Violence against women in Brazil is a social problem. The country is one of the top five in the world in feminicides. The work “Alone – stories of women suffering violence in the countryside” was born with the strong believe that we should report and investigate cases of women suffering domestic violence and physical and sexual abuse as a weapon to change this reality.
Between January and May of 2017, seven women were killed in the countryside of Santa Catarina, a state in the south of Brazil with economy based in agriculture. The fact caught our attention and revealed that there was no organized data on violence against rural workers in Brazil. We began to investigate the cases of murder and search for sources of information. Contacting unions of rural female workers we realized that the problem was bigger than we thought and at most of the time it remained invisible.
Despite their important role in workforce in the farms, women remain financially dependent on their husbands. Without money and living in isolated places, without neighbors and with communication difficulties most of them suffer alone and silently, without reporting domestic violence to the police. Our team went to field and talked with women who carried physical and psychological marks of abuse and humiliation. In addition to the work to search for real victims, the team surveyed at the National Department of Women’s Policies of the federal government data on the system of telephone assistance in case of violence. The analysis of the data allowed to affirm the percentage of the calls that came from the countryside in Santa Catarina.
Eraci, Lucimar, Tânia and Ade are the female rural workers that lend their testimonies to the multimedia report that organizes the information and data obtained during the research. In one of the most revolting stories, Ade told that was raped when she was 14, became pregnant and was forced to marry her abuser. Nowadays her arms are marked by scars from knife cuts and cigarette burns made by her husband. She is still afraid that he will kill her, as he continues to threaten her and her children.

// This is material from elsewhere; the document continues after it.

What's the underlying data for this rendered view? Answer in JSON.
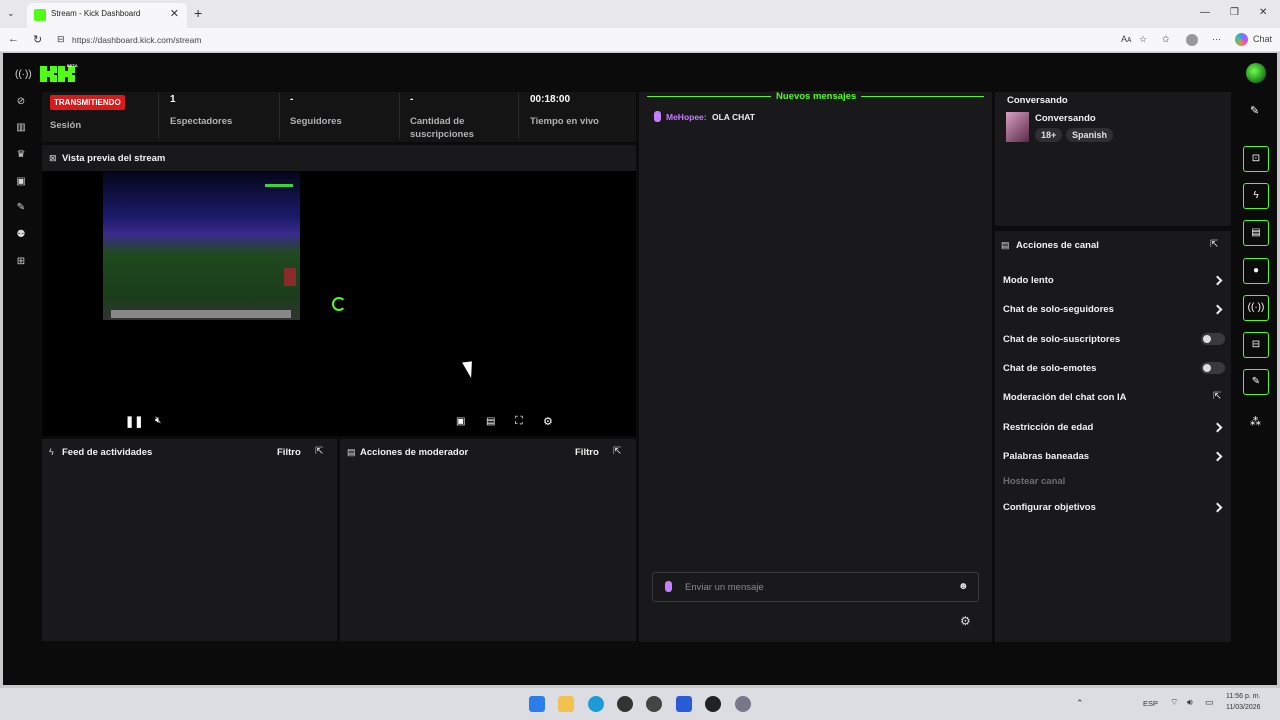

Photos, audios and videos complement the online platform. The report was also printed on a special insert in the Diário Catarinense newspaper and presented on TV and on the radio. The content was released through social networks and for the main women and human rights groups in Brazil that helped to spread the news.
“Alone” had wide repercussion and won important journalism awards in Brazil. The Vladmir Herzog Prize for Human Rights was the most important in 2017, in the Multimedia category.
What makes this project innovative?
Producing a multimedia narrative that uses video, audio, text and photo language to better express the extent of women's suffering is also a innovation. "Alone" was also produced and displayed on television and radio, allowing an even greater reach than online audiences and the printed newspaper, the core of the Diário Catarinense.
What was the impact of your project? How did you measure it?
Source and methodology
Another front of work was to get the true stories of women who were suffering with violence. This was possible thanks to the contact with the unions of rural workers and women's rights organizations. In addition, the team talked to dozens of women in the field until they gained their confidence and managed to bring these stories to the public.